● Provided records:
--
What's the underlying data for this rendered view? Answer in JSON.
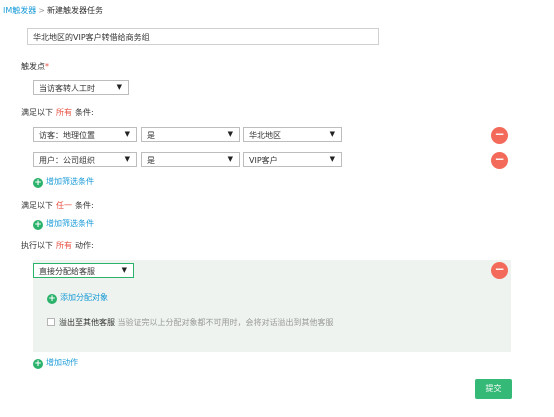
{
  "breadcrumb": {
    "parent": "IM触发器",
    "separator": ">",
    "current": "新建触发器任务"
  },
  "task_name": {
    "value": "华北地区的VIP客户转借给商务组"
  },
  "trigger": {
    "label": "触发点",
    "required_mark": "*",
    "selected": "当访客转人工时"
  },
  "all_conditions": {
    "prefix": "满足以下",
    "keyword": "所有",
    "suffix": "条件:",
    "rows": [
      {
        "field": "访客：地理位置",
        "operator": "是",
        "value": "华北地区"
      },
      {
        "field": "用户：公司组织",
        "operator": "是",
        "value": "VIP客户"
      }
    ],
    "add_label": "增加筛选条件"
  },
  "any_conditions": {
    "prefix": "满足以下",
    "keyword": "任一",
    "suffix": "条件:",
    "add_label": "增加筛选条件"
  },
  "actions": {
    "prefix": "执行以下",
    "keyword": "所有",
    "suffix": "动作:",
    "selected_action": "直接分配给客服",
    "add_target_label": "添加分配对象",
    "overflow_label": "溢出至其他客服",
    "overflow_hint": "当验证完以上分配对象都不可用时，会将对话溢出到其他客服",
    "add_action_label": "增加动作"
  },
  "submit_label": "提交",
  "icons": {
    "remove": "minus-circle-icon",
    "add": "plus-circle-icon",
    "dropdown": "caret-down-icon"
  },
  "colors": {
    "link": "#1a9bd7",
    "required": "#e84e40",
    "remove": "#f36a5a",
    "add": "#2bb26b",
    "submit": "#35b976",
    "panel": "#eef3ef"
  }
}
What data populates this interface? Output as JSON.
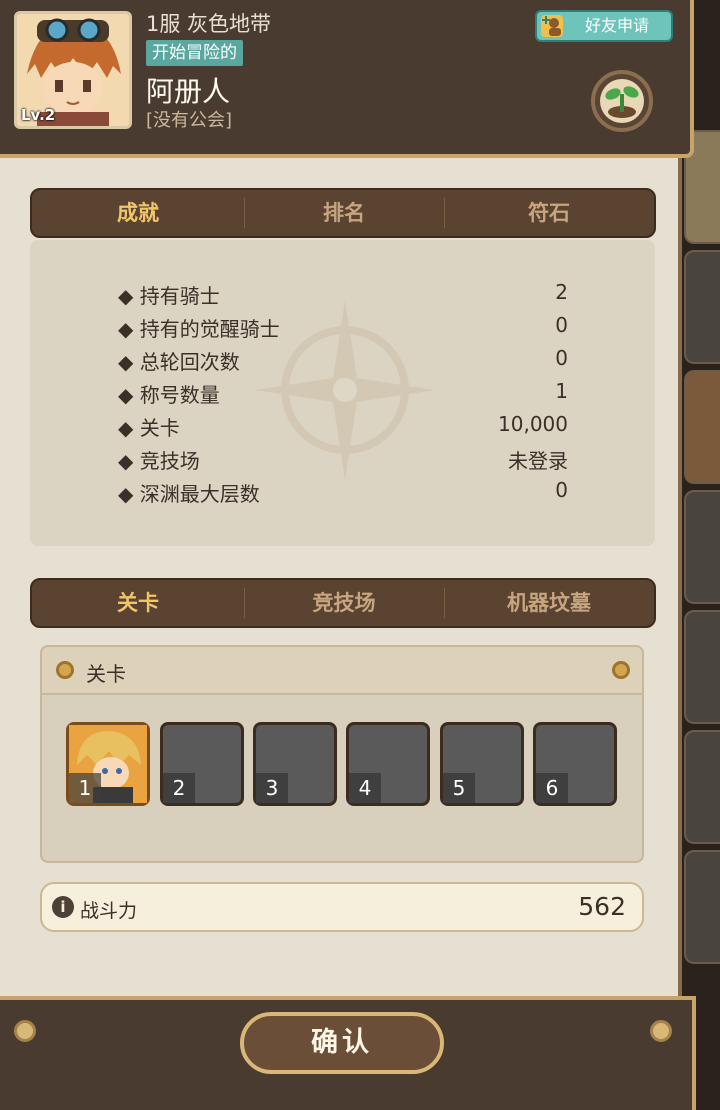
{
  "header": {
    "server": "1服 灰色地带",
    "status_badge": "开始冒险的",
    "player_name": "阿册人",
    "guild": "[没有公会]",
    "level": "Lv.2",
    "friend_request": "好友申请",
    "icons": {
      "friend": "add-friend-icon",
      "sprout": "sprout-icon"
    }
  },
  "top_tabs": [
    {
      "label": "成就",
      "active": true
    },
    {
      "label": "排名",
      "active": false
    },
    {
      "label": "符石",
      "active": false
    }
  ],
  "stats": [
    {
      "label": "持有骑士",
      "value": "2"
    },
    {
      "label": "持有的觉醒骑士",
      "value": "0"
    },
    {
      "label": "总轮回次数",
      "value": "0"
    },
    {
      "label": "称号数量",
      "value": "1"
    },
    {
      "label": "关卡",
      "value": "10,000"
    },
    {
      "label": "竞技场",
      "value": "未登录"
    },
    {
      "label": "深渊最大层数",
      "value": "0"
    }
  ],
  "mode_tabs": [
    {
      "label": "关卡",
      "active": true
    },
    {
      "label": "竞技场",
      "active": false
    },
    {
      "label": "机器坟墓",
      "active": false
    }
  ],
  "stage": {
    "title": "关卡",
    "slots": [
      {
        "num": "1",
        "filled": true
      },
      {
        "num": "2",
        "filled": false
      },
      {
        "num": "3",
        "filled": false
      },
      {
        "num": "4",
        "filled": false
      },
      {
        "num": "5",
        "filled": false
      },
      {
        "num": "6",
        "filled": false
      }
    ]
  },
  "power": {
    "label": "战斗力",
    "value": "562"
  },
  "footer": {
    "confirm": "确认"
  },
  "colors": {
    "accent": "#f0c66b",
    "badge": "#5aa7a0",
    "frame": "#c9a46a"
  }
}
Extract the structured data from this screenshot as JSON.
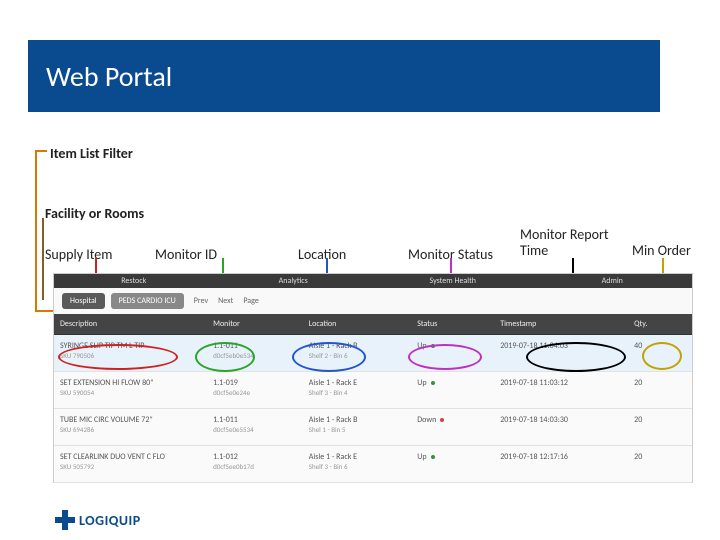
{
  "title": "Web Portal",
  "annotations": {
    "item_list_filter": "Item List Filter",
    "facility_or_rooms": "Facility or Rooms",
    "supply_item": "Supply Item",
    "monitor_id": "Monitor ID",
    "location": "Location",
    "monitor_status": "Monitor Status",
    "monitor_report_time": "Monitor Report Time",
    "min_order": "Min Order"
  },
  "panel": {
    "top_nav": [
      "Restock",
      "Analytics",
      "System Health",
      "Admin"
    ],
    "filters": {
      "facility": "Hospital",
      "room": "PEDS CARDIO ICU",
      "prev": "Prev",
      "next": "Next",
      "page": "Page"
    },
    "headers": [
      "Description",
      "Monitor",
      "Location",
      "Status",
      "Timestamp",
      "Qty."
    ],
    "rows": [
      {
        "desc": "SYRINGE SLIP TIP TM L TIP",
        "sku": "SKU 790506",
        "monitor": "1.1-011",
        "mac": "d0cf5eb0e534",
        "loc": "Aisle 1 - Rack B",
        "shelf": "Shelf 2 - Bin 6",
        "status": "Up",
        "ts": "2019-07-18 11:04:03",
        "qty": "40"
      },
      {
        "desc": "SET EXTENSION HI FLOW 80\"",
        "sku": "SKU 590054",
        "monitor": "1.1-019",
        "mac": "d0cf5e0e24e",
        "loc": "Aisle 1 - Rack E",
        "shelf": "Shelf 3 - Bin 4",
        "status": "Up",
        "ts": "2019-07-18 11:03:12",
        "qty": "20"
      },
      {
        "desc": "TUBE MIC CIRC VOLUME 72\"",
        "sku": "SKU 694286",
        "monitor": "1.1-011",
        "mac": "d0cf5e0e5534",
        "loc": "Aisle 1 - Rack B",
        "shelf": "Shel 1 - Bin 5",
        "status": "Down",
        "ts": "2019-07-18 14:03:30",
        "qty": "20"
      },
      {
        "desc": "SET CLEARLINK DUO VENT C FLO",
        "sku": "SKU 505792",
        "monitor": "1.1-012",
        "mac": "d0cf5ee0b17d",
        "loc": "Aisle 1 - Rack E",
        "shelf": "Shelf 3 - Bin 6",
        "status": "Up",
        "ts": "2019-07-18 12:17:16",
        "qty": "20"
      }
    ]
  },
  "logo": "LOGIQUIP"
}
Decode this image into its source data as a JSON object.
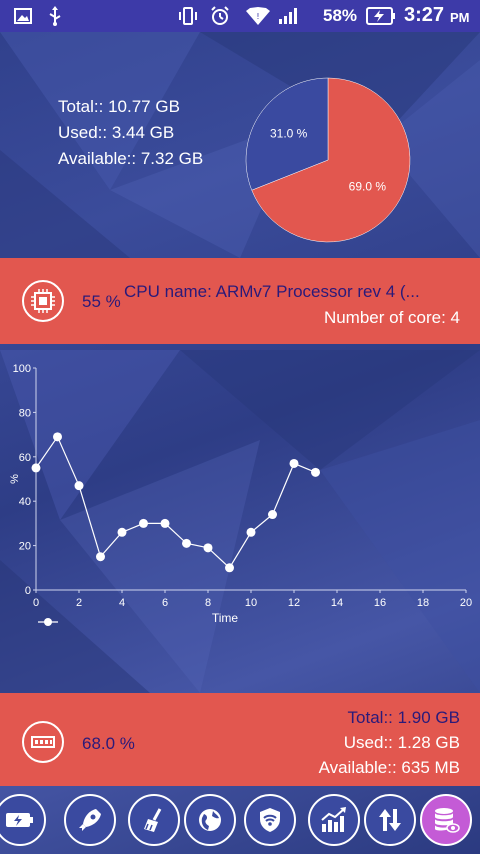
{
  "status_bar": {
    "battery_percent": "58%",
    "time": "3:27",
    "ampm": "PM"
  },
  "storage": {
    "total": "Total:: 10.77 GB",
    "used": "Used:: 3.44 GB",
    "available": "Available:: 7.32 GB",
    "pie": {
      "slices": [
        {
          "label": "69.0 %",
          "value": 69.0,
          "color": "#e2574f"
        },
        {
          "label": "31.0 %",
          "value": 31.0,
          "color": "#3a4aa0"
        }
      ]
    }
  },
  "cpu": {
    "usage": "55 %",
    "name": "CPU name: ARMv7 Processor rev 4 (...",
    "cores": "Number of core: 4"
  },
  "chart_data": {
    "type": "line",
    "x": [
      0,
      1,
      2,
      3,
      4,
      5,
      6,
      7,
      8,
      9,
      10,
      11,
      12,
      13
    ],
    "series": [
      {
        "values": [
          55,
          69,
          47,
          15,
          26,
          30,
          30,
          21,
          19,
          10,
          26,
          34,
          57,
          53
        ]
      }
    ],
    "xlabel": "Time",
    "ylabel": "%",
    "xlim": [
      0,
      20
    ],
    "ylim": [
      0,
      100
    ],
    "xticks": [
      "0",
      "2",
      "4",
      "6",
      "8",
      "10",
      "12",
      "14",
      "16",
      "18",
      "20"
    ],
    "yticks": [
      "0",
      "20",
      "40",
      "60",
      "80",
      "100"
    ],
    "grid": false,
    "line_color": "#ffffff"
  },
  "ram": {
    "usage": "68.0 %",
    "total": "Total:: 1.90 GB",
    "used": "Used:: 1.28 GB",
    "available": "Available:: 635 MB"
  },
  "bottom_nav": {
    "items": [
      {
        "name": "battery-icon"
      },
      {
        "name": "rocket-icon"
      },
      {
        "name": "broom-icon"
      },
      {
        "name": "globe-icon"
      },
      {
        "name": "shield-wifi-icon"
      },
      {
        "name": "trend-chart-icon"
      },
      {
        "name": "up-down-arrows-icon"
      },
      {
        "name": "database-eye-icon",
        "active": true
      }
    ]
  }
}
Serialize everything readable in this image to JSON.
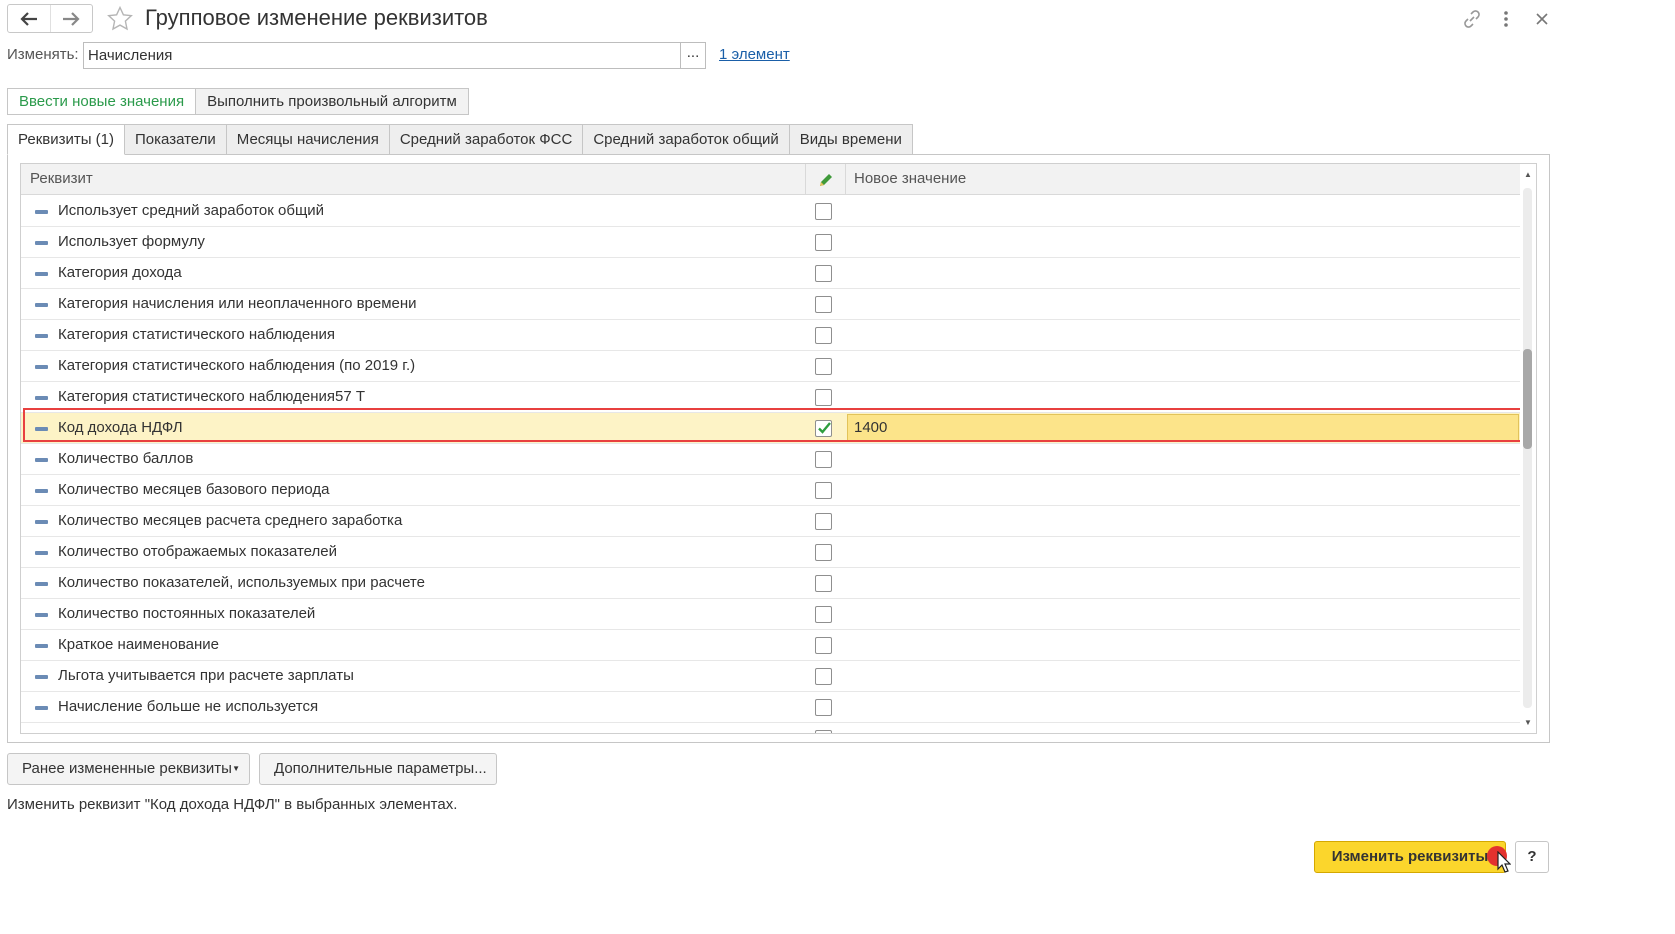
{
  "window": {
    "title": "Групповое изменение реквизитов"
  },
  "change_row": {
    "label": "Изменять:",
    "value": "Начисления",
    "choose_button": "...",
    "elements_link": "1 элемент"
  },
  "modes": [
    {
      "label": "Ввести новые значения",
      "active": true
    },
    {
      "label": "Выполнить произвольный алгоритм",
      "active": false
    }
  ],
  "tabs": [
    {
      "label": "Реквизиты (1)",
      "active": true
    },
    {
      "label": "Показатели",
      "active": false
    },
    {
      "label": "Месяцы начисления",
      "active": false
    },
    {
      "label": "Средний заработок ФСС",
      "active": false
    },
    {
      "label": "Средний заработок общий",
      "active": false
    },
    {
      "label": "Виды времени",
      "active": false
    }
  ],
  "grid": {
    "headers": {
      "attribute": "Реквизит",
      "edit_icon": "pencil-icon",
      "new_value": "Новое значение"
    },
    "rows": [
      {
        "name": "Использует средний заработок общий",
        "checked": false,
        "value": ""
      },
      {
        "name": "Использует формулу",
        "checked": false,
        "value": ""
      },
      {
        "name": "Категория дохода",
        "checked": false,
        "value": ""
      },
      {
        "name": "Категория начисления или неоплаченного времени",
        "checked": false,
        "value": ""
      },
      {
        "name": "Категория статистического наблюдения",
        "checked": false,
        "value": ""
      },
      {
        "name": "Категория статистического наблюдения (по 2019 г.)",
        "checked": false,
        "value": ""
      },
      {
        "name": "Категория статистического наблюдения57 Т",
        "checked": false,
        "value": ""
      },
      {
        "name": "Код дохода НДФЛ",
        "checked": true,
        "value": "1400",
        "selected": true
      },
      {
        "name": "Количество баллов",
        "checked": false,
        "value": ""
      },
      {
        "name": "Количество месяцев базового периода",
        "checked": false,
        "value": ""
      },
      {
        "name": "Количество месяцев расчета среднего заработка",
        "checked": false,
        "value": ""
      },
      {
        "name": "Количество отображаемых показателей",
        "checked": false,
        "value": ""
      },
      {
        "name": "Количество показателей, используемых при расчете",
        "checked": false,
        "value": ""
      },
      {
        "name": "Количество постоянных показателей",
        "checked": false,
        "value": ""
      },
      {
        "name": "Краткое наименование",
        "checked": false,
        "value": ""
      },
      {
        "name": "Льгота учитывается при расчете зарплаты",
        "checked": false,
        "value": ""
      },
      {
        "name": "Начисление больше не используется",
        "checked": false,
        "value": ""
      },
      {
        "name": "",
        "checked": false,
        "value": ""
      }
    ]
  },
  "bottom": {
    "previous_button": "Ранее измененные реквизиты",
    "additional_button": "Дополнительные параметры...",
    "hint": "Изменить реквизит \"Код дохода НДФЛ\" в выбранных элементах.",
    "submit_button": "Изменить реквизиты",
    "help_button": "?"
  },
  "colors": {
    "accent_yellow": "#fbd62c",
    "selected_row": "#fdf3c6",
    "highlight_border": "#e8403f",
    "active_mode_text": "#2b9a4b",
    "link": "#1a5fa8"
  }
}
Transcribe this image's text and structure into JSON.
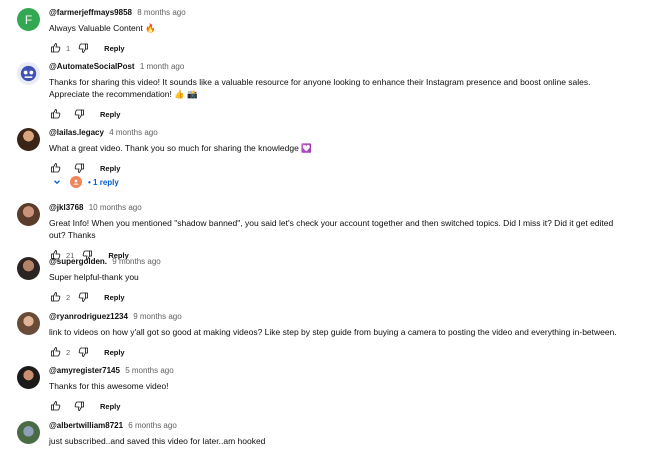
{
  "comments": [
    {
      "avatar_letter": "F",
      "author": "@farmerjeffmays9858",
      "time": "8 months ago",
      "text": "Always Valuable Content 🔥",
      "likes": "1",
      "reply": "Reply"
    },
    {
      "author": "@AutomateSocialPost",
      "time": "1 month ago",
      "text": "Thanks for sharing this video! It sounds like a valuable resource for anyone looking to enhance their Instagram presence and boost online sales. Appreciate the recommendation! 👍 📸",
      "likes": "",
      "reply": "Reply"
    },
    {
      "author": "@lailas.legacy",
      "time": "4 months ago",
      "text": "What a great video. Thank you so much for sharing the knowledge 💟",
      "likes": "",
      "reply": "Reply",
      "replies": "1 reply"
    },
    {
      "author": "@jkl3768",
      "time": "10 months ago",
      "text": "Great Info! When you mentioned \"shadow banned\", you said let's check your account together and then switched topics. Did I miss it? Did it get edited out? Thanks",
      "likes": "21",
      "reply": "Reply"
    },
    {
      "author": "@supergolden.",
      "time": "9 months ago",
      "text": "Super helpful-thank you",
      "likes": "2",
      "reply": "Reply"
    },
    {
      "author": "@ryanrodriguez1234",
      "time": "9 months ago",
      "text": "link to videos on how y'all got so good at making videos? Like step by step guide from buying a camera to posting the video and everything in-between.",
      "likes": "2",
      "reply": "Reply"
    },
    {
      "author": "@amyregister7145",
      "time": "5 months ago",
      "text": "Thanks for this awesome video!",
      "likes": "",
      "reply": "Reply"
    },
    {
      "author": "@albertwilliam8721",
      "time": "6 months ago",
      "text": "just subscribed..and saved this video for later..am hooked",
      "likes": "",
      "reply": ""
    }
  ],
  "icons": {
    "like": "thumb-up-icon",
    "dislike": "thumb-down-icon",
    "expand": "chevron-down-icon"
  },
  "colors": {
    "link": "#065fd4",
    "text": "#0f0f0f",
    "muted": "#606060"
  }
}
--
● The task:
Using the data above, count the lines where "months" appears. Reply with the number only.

● Task output:
7